━━━━━ MATERIAL PROVIDED ━━━━━

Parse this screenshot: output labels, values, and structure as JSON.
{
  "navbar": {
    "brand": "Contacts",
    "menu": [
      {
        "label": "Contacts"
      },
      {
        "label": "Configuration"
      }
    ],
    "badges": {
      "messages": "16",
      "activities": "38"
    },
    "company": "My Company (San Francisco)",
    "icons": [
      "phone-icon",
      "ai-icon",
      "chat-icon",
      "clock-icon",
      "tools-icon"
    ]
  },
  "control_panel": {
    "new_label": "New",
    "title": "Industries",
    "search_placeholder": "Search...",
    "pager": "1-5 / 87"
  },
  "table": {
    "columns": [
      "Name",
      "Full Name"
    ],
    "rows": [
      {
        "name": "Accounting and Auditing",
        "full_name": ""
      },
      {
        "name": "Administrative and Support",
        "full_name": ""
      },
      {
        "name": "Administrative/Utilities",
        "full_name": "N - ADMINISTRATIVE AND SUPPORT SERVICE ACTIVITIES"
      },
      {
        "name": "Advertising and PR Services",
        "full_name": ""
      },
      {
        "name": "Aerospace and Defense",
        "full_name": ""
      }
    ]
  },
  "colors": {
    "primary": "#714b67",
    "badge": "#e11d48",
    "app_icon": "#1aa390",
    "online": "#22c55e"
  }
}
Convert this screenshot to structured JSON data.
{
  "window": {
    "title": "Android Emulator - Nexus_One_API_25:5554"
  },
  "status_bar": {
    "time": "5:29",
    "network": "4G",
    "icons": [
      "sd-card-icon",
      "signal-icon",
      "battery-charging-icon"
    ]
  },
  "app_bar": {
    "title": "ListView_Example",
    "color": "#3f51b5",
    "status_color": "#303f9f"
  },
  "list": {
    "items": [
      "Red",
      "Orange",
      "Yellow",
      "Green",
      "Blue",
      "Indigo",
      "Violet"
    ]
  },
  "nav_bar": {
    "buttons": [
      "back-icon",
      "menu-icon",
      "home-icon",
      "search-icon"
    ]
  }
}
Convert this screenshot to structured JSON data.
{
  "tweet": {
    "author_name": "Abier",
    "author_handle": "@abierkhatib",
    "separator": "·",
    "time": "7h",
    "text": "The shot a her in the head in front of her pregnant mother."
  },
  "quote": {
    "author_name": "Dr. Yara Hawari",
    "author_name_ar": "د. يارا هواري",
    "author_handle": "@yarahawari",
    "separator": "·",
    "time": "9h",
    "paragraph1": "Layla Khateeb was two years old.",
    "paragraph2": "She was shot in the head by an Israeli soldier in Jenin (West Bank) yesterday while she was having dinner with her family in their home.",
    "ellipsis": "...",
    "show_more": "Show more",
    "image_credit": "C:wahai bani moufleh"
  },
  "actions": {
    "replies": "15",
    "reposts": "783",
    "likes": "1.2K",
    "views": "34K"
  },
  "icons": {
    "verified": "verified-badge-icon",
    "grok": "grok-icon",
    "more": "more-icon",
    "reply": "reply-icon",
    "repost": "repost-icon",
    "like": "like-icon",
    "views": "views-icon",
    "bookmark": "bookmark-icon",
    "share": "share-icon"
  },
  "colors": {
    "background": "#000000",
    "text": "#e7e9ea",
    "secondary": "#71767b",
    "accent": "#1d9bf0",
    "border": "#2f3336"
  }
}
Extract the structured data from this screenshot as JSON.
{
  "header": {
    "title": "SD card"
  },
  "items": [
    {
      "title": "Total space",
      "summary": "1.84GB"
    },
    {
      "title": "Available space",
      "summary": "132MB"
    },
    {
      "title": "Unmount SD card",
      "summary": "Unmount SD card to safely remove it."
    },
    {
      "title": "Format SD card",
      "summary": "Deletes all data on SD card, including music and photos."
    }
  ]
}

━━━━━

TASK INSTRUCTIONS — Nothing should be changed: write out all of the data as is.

REPLY TO THE EXERCISE —
Parse this screenshot: output labels, values, and structure as JSON.
{
  "navbar": {
    "brand": "Contacts",
    "menu": [
      {
        "label": "Contacts"
      },
      {
        "label": "Configuration"
      }
    ],
    "badges": {
      "messages": "16",
      "activities": "38"
    },
    "company": "My Company (San Francisco)",
    "icons": [
      "phone-icon",
      "ai-icon",
      "chat-icon",
      "clock-icon",
      "tools-icon"
    ]
  },
  "control_panel": {
    "new_label": "New",
    "title": "Industries",
    "search_placeholder": "Search...",
    "pager": "1-5 / 87"
  },
  "table": {
    "columns": [
      "Name",
      "Full Name"
    ],
    "rows": [
      {
        "name": "Accounting and Auditing",
        "full_name": ""
      },
      {
        "name": "Administrative and Support",
        "full_name": ""
      },
      {
        "name": "Administrative/Utilities",
        "full_name": "N - ADMINISTRATIVE AND SUPPORT SERVICE ACTIVITIES"
      },
      {
        "name": "Advertising and PR Services",
        "full_name": ""
      },
      {
        "name": "Aerospace and Defense",
        "full_name": ""
      }
    ]
  },
  "colors": {
    "primary": "#714b67",
    "badge": "#e11d48",
    "app_icon": "#1aa390",
    "online": "#22c55e"
  }
}
Convert this screenshot to structured JSON data.
{
  "window": {
    "title": "Android Emulator - Nexus_One_API_25:5554"
  },
  "status_bar": {
    "time": "5:29",
    "network": "4G",
    "icons": [
      "sd-card-icon",
      "signal-icon",
      "battery-charging-icon"
    ]
  },
  "app_bar": {
    "title": "ListView_Example",
    "color": "#3f51b5",
    "status_color": "#303f9f"
  },
  "list": {
    "items": [
      "Red",
      "Orange",
      "Yellow",
      "Green",
      "Blue",
      "Indigo",
      "Violet"
    ]
  },
  "nav_bar": {
    "buttons": [
      "back-icon",
      "menu-icon",
      "home-icon",
      "search-icon"
    ]
  }
}
Convert this screenshot to structured JSON data.
{
  "tweet": {
    "author_name": "Abier",
    "author_handle": "@abierkhatib",
    "separator": "·",
    "time": "7h",
    "text": "The shot a her in the head in front of her pregnant mother."
  },
  "quote": {
    "author_name": "Dr. Yara Hawari",
    "author_name_ar": "د. يارا هواري",
    "author_handle": "@yarahawari",
    "separator": "·",
    "time": "9h",
    "paragraph1": "Layla Khateeb was two years old.",
    "paragraph2": "She was shot in the head by an Israeli soldier in Jenin (West Bank) yesterday while she was having dinner with her family in their home.",
    "ellipsis": "...",
    "show_more": "Show more",
    "image_credit": "C:wahai bani moufleh"
  },
  "actions": {
    "replies": "15",
    "reposts": "783",
    "likes": "1.2K",
    "views": "34K"
  },
  "icons": {
    "verified": "verified-badge-icon",
    "grok": "grok-icon",
    "more": "more-icon",
    "reply": "reply-icon",
    "repost": "repost-icon",
    "like": "like-icon",
    "views": "views-icon",
    "bookmark": "bookmark-icon",
    "share": "share-icon"
  },
  "colors": {
    "background": "#000000",
    "text": "#e7e9ea",
    "secondary": "#71767b",
    "accent": "#1d9bf0",
    "border": "#2f3336"
  }
}
Extract the structured data from this screenshot as JSON.
{
  "header": {
    "title": "SD card"
  },
  "items": [
    {
      "title": "Total space",
      "summary": "1.84GB"
    },
    {
      "title": "Available space",
      "summary": "132MB"
    },
    {
      "title": "Unmount SD card",
      "summary": "Unmount SD card to safely remove it."
    },
    {
      "title": "Format SD card",
      "summary": "Deletes all data on SD card, including music and photos."
    }
  ]
}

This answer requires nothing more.